▶ **Work instructions**:
Copy, from the entries below, each line where the word "material" can be found.

▶ **Given information**:
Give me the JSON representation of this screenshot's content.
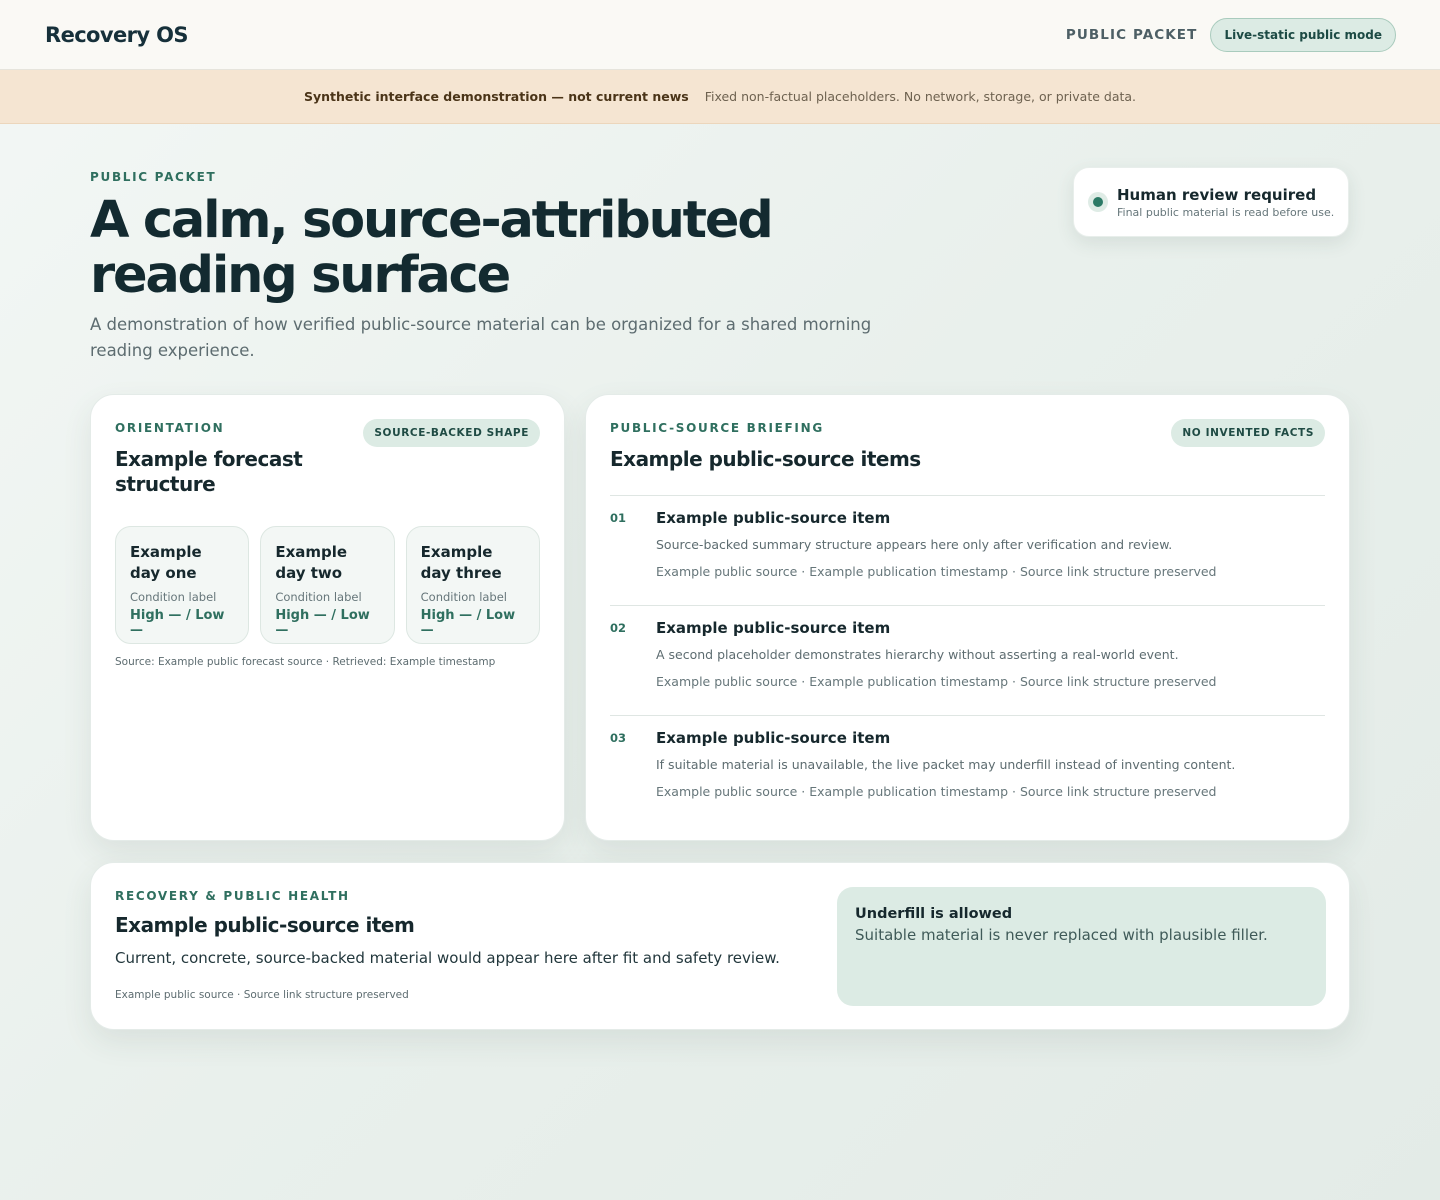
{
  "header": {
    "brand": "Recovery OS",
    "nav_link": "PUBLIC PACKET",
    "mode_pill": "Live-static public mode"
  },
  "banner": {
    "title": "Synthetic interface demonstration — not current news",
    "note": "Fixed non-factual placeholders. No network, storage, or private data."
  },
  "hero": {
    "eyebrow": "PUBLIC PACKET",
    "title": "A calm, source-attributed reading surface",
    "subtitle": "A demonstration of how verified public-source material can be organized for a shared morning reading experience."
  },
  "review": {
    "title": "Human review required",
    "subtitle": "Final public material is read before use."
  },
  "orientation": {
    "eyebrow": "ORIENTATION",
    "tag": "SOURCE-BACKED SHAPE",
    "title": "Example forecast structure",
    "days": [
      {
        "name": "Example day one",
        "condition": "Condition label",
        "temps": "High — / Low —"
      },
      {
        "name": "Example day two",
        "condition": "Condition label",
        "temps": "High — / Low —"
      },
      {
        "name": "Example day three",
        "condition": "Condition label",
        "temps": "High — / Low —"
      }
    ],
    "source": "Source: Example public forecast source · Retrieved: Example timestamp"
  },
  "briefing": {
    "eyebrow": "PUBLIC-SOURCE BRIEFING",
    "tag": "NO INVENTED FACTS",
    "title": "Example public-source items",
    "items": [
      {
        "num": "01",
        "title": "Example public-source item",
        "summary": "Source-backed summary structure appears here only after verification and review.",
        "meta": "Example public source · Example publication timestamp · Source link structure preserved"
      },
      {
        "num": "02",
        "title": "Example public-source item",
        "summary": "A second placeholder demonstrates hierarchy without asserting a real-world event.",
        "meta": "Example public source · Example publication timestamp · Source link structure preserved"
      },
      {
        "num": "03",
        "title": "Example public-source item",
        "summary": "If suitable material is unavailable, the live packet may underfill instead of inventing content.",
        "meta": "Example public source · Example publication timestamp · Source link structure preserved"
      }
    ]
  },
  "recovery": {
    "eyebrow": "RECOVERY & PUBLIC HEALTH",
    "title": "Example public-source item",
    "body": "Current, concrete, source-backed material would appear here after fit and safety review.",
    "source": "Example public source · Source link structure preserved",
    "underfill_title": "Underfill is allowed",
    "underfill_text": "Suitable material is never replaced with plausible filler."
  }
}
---
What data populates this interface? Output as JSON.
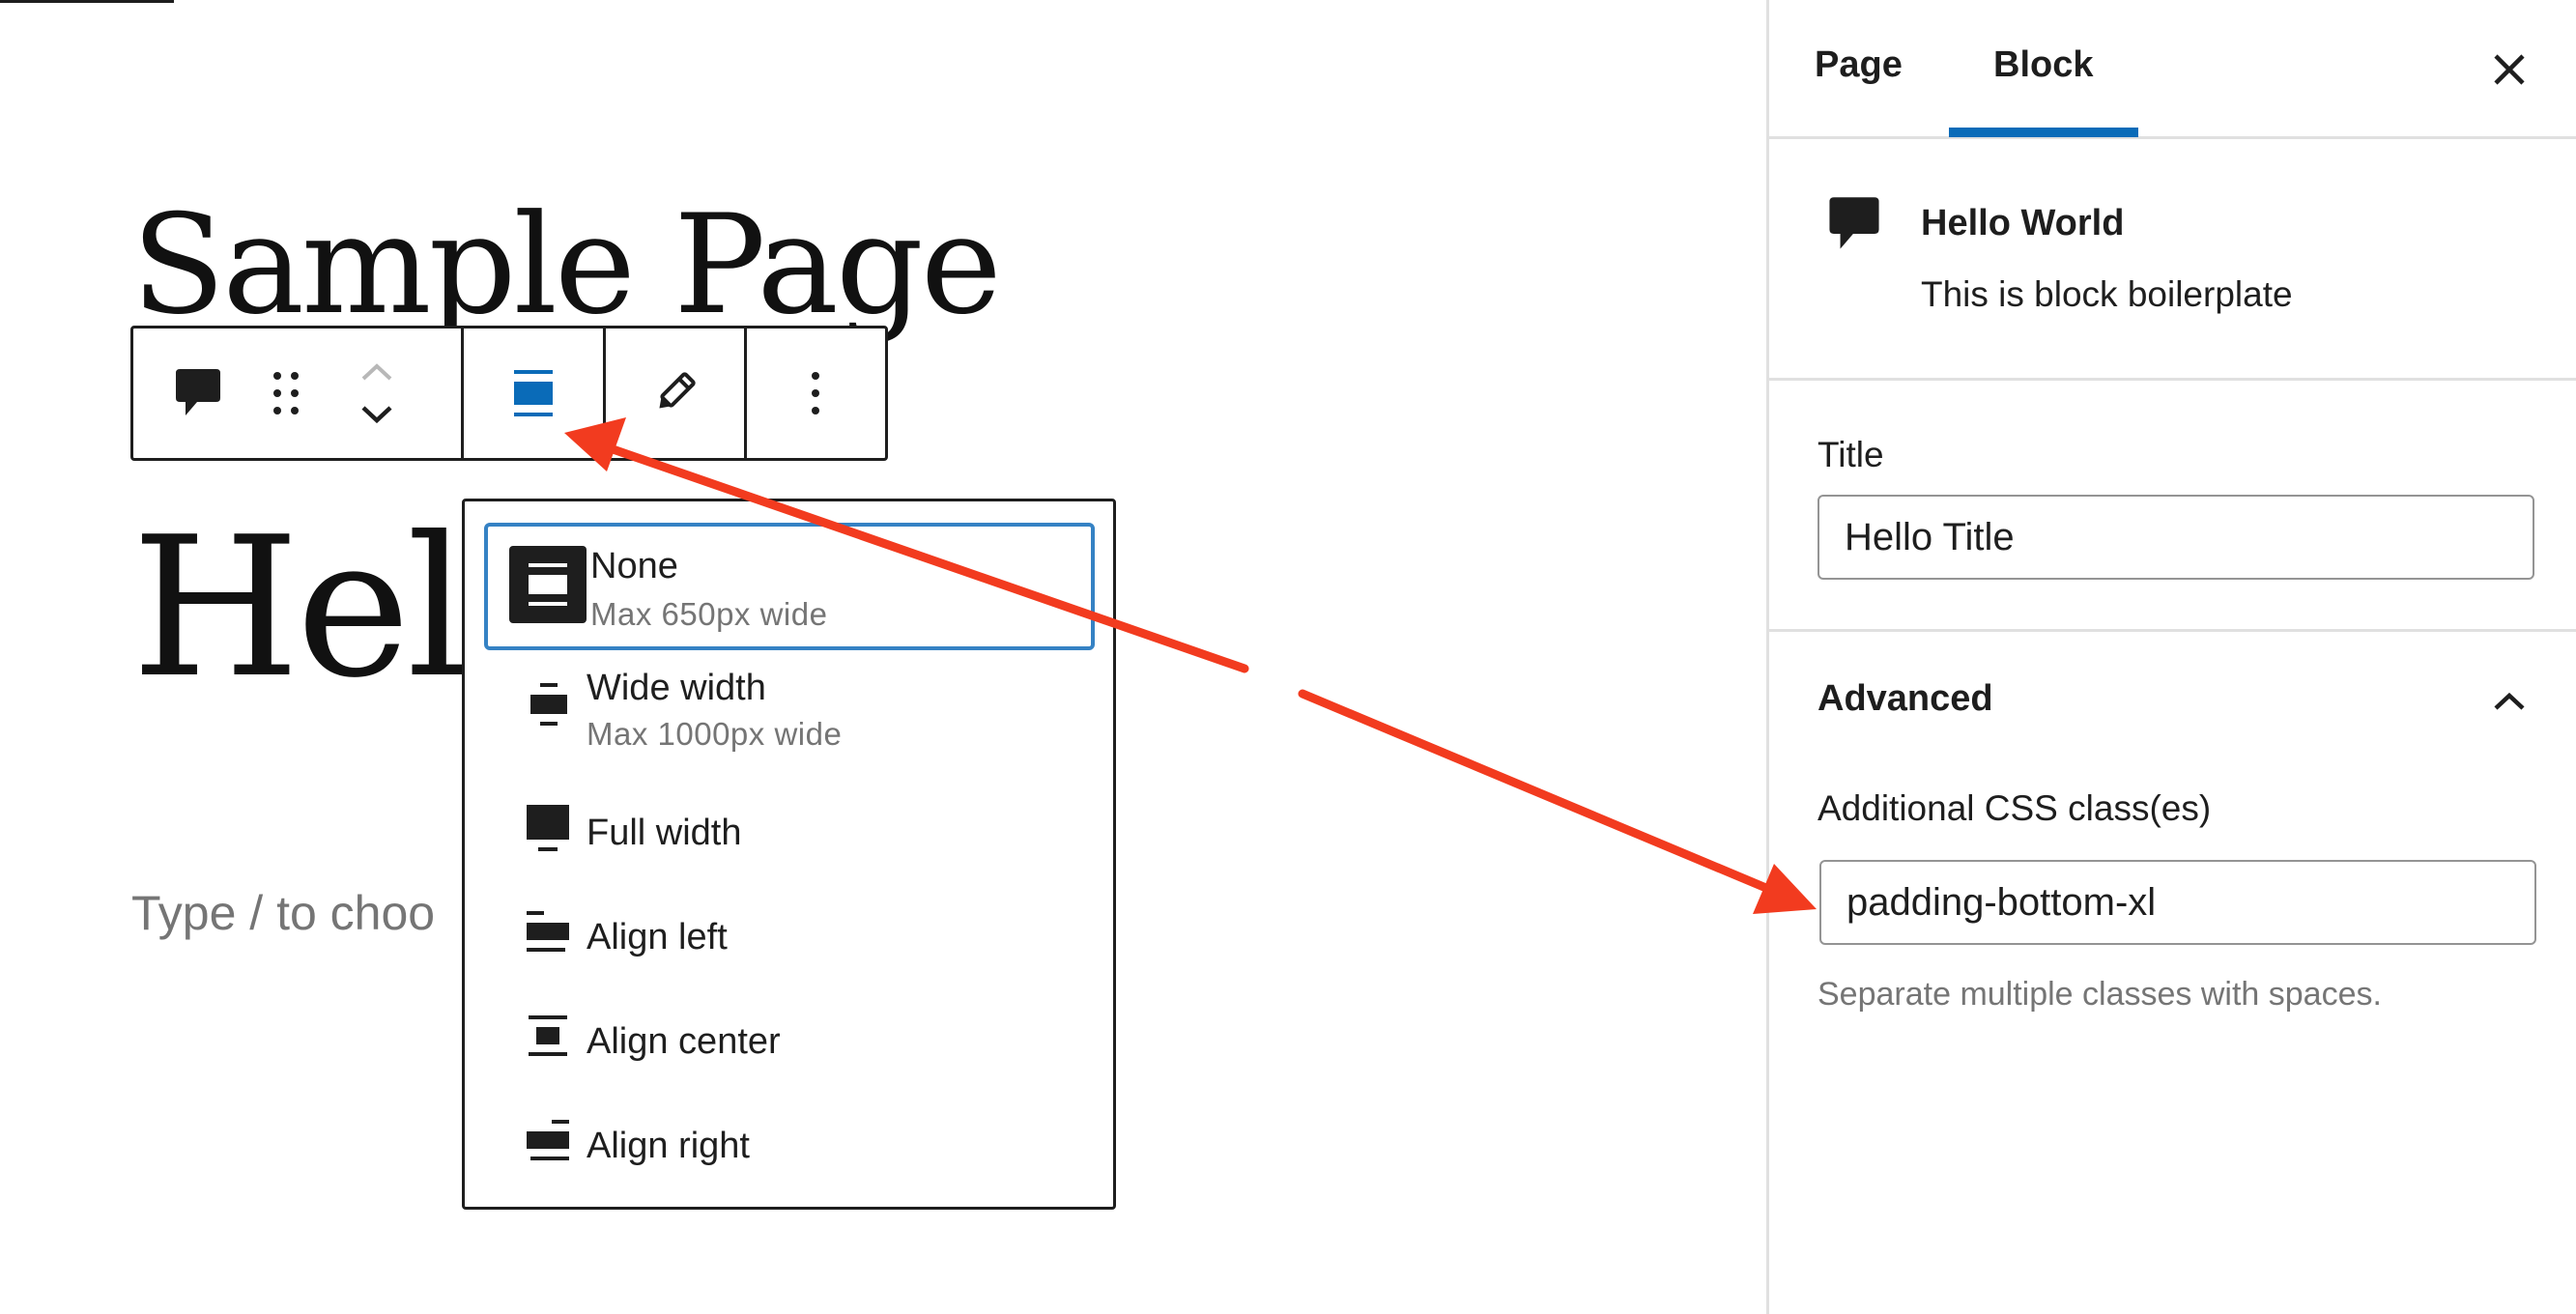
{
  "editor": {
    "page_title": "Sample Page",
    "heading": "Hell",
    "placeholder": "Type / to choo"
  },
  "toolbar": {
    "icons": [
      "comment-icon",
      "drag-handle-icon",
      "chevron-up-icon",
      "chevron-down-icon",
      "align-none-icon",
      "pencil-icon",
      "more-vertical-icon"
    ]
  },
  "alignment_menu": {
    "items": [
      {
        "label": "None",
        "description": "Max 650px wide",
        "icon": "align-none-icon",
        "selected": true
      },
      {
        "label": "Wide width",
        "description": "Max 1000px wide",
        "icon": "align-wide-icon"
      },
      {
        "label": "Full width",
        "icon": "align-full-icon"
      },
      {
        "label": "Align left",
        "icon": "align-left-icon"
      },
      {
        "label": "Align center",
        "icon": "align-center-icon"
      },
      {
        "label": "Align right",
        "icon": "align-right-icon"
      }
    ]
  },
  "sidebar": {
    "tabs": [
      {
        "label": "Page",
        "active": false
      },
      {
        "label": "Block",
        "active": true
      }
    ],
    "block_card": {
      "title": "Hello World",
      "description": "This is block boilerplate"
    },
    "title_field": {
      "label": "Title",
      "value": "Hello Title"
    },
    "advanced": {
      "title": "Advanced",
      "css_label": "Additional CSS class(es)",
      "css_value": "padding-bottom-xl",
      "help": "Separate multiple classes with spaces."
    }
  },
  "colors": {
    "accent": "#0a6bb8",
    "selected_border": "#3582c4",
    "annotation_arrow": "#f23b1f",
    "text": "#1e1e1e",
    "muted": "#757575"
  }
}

▶ **Output for this exercise**:
    "subtitle": "A demonstration of how verified public-source material can be organized for a shared morning reading experience."
    "subtitle": "Final public material is read before use."
        "summary": "If suitable material is unavailable, the live packet may underfill instead of inventing content.",
    "body": "Current, concrete, source-backed material would appear here after fit and safety review.",
    "underfill_text": "Suitable material is never replaced with plausible filler."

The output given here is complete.